Treatment: Physiotherapy and Psychotherapy
Since there is no identifiable cause of FND, the condition can be challenging to treat. As such, the methods employed are generally to help manage symptoms as they occur. Physical therapy, for instance, may help to treat symptoms associated with body movement and function, such as impaired movement, tremors, muscle weakness and pain, and loss of balance.
Those who are experiencing more sensory symptoms may find that psychotherapy or cognitive behavioral therapy (CBT) are more effective. This is especially the case if the FND is “related to a stressful or traumatic event, or an underlying mental health condition,” says MedicalNewsToday.com.
In some cases, medications, such as anti-anxiety drugs or antidepressants, may be prescribed. This is generally only the case if FND has been prompted by stress or anxiety.
The reason that medications are rarely prescribed to treat FND is that they are typically not effective, and each comes with a whole range of potentially harmful side effects. For instance, Patient says when it comes to prescription painkillers, “many patients end up on huge quantities of pain relief which hardly ever helps; each painkiller has side-effects too and is often addictive.”
Treatment: Lifestyle Changes
Making positive lifestyle changes can also prove effective at alleviating or lessening the symptoms of FND. Depending on the type of FND you have, it may be helpful to engage in activities that reduce stress and anxiety, such as progressive muscle relaxation, yoga, meditation, and breathing exercises.

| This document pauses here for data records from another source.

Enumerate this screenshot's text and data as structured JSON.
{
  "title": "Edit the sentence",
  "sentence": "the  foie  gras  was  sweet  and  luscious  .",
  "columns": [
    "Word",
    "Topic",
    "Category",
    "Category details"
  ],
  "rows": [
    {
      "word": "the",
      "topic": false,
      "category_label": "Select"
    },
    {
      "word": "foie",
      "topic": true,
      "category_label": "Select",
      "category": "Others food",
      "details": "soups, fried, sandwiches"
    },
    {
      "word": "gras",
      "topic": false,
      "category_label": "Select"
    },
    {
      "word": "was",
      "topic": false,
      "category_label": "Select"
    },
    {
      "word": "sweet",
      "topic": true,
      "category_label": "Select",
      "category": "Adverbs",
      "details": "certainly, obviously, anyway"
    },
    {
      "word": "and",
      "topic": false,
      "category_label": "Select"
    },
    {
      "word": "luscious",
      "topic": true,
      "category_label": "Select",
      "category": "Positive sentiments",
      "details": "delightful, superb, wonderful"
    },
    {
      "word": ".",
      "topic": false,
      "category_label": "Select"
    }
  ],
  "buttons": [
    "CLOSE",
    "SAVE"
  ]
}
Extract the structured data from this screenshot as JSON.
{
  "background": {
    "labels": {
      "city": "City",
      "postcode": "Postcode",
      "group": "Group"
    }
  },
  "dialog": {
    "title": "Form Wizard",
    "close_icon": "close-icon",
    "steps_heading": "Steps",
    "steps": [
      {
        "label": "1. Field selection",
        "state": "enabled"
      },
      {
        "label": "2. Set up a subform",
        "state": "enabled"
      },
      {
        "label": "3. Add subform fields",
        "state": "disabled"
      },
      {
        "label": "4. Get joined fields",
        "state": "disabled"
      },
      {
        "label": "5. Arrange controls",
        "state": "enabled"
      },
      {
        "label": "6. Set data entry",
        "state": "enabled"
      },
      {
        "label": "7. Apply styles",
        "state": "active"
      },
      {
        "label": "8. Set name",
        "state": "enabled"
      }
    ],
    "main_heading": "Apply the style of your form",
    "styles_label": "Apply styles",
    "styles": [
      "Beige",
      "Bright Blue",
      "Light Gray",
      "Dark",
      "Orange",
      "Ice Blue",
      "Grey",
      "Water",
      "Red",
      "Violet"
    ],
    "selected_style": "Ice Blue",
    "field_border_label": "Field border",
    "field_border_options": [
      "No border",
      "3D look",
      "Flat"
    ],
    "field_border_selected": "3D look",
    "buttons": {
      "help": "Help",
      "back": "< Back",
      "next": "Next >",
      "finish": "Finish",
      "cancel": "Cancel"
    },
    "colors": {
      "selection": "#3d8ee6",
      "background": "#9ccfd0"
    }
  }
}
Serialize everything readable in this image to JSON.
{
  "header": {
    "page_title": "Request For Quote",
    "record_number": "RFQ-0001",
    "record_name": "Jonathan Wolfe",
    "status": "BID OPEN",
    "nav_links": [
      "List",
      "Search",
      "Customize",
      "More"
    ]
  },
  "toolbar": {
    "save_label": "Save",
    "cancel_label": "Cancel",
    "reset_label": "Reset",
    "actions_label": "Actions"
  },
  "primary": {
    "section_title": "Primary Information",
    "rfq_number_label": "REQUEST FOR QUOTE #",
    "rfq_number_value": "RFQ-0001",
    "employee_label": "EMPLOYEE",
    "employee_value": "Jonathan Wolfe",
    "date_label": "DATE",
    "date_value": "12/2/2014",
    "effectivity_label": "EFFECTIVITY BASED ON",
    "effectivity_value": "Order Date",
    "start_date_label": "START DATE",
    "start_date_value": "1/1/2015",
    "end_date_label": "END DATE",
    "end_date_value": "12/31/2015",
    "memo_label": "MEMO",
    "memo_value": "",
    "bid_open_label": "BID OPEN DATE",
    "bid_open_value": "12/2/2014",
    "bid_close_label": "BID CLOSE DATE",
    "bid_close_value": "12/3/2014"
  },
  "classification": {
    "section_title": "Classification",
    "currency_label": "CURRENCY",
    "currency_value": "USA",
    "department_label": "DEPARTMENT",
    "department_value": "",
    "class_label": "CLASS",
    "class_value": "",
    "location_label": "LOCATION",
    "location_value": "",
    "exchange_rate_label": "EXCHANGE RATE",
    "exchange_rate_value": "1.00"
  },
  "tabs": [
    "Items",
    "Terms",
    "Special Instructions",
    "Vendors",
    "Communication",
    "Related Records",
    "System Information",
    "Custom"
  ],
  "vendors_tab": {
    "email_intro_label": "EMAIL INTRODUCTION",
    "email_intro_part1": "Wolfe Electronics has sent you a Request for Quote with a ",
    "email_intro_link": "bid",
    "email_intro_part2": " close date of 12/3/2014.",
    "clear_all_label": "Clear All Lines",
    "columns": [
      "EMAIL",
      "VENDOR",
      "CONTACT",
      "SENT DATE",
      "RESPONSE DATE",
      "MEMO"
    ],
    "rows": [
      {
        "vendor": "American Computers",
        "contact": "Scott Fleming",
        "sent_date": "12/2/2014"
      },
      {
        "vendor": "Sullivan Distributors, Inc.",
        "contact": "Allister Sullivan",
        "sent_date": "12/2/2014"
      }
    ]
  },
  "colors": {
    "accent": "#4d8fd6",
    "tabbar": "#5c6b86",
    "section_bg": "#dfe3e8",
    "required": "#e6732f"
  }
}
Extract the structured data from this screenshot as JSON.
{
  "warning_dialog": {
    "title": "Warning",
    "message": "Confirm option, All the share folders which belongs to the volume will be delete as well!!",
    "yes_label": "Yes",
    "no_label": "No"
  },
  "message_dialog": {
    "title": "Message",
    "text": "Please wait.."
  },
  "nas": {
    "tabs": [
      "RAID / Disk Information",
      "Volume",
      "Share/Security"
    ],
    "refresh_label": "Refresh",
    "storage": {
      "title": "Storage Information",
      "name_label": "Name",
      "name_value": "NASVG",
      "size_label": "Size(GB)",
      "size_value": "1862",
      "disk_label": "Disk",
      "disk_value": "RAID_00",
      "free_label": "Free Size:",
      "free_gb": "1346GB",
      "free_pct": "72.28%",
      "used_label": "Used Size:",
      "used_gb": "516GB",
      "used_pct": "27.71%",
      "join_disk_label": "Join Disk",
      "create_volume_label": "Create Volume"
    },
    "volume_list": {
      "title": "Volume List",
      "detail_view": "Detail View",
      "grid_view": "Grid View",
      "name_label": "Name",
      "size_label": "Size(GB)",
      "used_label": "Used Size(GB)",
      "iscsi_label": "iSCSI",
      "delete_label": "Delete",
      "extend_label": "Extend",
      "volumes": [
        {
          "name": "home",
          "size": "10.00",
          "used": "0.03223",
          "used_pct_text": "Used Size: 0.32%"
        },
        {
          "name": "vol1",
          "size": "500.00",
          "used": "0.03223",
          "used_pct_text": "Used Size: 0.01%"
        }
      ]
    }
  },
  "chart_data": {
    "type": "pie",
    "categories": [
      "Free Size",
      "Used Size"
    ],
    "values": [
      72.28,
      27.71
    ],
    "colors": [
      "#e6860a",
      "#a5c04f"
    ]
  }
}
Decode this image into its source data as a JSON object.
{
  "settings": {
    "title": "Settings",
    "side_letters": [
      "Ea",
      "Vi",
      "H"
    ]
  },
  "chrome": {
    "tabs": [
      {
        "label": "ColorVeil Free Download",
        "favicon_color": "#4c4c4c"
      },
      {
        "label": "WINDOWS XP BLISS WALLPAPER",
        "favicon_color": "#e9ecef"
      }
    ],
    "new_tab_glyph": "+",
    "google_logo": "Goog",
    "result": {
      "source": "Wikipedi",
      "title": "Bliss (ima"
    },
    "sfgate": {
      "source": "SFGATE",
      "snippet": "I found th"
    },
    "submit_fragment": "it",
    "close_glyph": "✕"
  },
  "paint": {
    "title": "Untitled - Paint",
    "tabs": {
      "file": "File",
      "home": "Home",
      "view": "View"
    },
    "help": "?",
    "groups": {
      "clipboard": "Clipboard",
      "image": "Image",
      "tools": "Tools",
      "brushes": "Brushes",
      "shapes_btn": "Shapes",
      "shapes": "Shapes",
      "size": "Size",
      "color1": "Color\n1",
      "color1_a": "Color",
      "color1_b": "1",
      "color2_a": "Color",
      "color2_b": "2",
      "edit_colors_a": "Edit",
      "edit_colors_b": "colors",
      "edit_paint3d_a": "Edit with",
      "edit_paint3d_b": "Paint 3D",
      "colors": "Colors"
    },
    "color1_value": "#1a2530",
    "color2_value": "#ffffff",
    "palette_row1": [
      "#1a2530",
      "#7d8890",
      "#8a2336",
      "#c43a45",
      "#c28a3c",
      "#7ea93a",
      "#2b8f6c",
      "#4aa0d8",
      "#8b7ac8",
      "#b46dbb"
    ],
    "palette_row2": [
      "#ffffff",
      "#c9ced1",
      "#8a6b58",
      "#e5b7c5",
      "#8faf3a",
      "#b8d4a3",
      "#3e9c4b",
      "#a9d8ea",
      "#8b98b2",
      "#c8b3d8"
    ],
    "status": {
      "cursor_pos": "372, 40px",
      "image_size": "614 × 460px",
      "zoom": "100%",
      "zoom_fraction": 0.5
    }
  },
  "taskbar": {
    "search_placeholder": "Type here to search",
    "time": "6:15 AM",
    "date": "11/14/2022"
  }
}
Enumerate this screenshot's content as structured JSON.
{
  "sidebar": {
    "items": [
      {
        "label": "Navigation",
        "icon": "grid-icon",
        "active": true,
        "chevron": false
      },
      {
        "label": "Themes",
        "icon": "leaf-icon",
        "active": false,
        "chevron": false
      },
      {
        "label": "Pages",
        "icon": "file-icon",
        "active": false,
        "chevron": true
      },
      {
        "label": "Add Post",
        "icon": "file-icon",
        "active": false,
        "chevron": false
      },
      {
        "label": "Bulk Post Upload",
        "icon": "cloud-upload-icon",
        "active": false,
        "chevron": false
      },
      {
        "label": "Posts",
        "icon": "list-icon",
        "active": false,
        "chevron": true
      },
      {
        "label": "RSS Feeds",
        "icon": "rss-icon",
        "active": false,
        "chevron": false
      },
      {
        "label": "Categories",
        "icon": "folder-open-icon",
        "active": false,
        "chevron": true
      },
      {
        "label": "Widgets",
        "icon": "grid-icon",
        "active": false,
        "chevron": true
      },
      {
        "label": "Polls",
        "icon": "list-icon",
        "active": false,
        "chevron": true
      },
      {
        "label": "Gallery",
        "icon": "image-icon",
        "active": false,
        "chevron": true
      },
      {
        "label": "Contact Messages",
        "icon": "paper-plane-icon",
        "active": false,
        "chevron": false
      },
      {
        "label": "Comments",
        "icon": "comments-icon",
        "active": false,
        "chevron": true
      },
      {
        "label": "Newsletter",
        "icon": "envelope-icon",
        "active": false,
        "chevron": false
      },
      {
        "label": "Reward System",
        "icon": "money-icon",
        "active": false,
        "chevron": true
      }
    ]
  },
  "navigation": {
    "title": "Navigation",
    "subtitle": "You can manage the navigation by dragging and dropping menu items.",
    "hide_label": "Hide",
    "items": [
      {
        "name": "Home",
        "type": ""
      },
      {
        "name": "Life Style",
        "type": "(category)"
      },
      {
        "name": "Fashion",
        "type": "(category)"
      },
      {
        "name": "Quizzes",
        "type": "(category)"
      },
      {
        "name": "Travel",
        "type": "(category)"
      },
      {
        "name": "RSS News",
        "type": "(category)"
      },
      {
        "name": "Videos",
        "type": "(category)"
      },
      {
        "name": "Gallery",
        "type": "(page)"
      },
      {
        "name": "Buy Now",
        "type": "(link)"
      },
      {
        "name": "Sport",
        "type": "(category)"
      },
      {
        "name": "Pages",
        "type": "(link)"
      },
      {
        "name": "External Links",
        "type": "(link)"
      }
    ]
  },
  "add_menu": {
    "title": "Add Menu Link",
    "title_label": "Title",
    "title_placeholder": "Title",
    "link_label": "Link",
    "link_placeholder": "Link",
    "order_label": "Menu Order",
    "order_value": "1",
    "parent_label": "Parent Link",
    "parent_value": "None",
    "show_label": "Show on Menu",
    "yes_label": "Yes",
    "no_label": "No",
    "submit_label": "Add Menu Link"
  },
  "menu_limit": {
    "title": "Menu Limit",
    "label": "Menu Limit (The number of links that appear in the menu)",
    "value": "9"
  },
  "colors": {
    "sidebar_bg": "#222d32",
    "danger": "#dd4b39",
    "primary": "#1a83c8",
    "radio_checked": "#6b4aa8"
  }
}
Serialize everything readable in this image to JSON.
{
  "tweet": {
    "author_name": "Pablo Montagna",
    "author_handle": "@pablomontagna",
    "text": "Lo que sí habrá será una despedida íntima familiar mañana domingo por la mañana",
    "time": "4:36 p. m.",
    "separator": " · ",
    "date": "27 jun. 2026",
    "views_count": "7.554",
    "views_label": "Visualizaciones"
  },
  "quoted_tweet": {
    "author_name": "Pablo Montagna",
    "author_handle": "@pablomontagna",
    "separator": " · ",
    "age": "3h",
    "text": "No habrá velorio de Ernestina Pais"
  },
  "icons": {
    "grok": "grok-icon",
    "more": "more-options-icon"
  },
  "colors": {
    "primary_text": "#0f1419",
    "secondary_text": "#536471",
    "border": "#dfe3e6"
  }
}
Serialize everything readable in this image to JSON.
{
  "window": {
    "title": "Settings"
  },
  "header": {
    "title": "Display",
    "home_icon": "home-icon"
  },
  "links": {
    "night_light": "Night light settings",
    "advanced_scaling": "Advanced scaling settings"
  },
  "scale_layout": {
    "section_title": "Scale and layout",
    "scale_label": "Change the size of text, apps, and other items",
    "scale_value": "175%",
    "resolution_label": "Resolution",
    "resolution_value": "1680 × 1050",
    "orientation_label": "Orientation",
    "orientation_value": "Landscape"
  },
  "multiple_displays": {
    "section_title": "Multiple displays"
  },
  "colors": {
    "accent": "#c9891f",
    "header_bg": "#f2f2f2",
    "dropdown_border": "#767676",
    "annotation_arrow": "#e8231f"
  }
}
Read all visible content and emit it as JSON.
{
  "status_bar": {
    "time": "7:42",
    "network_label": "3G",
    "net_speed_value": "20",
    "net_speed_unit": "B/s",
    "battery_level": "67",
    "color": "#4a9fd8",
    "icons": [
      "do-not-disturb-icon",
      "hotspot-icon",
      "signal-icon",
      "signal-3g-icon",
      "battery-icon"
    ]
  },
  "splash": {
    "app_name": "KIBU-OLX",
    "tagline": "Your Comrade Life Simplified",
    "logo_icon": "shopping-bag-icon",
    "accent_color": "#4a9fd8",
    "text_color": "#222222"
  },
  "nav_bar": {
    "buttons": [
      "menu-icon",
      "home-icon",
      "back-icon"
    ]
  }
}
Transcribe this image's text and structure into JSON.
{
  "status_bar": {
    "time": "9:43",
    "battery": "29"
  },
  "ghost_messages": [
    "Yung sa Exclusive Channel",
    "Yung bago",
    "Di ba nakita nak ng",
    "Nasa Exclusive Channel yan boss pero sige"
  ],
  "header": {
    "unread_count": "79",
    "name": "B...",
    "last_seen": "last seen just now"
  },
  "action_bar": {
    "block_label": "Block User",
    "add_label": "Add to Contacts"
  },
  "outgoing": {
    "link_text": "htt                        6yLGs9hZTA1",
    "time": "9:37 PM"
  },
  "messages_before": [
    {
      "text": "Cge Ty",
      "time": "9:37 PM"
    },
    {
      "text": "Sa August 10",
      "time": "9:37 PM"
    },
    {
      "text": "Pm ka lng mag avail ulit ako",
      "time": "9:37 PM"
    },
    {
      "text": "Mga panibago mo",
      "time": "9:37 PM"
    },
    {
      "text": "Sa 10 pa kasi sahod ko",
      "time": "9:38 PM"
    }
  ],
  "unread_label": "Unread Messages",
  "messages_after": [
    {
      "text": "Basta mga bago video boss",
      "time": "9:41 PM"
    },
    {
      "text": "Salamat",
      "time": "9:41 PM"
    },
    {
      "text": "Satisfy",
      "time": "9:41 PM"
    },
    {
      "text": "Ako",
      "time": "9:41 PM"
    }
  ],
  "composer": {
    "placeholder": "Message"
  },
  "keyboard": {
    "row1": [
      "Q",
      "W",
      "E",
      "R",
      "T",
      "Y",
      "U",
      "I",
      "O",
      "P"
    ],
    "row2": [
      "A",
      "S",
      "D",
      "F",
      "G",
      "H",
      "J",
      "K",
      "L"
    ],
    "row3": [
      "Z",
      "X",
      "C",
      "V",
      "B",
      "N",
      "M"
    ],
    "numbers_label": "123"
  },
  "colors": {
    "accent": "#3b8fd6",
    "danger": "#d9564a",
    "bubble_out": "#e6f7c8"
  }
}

MedicalNewsToday.com adds, “eating a balanced diet, getting enough sleep, fostering positive relationships, and maintaining a good quality of life also contribute to stress reduction.”